  • Find a vantage point that enables you to see hidden areas of roof and arrange for a roofer to make an annual inspection.
  • Check the roof regularly for slipped slates, which allow water to penetrate the timbers below.
  • A broken slate will need to be replaced, though finding a match can be difficult, as Scots slate has not been quarried since the 1950s. A good slater is likely to have a source of second-hand slates for patching.

Gutters and Downpipes

Prior to the second half of the 18th century, Old Town building would have shed water straight off the eaves slates or tiles. Early downpipes would have been made in lead, but by the 1800s, cast iron rainwater goods were being mass-produced locally, for example in Falkirk and Bo’ness. Cast iron is made by pouring molten iron into sand casts and is still the process used today.

  • Gutters and downpipes need to be checked regularly and cleared of leaves, debris, and vegetation to operate properly. A proprietary mesh leaf guard should be fitted at the top of downpipes to stop leaves blocking them further down.
  • Look out for damp staining on walls, green algal growth on stone, or failed render.
  • Cast iron can rust if it is not protected with paint. Check for signs of rust, especially at the back! When repainting, first remove rust by wire brush and sandpaper and then use proper paint designed for metal.

image of roof on older buildingimage of drainpipe


Dormers may be part of the original roof design in the Old Town, giving daylight to accommodation in the roof space and are often decorative, but in the New Town, dormers were seldom part of the original design. They were often expressly forbidden in the title deeds, but many were introduced soon after the buildings were completed and make good use of the roof space.

  • Dormers are often exposed to extremes of weather and suffer from a lack of maintenance. An annual inspection of the flashings, main roof, and gutters is advised.
  • Timber windows and fascias also need regular painting and are vulnerable at their bases. If you suspect that the fascia is rotten, push a screwdriver into the wood to test how soft it is.
  • Stone wallhead dormers will need to be repointed regularly.

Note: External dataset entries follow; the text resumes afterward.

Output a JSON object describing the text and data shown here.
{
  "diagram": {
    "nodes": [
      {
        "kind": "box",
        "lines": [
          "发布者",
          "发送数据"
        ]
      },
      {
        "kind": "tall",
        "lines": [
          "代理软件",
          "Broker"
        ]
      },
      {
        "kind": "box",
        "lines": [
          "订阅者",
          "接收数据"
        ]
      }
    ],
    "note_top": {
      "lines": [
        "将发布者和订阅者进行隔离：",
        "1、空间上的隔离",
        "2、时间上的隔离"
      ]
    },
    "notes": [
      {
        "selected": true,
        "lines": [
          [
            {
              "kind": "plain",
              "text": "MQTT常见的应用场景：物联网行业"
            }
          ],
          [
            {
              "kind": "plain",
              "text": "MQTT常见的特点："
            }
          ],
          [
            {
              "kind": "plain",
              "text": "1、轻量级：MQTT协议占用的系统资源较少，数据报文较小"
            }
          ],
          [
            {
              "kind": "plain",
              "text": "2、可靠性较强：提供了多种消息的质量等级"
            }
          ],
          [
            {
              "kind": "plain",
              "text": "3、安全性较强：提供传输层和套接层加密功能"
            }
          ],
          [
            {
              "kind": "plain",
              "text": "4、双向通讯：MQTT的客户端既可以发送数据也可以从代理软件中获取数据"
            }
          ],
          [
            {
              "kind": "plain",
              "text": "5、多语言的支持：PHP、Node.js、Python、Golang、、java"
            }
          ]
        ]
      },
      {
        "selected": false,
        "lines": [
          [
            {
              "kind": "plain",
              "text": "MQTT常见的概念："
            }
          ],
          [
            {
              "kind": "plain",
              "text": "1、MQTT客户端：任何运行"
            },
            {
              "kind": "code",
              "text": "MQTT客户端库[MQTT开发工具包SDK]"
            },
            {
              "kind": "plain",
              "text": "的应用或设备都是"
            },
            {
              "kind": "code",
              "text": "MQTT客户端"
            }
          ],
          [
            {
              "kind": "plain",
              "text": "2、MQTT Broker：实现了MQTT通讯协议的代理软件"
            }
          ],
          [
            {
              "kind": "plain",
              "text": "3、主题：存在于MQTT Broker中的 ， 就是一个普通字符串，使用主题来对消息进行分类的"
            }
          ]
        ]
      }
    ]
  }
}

There is so much more to know about your roof, including how to safely carry out checks and information on identifying good roofers. You can read more about this in Edinburgh World Heritage's historic home guide on roofs.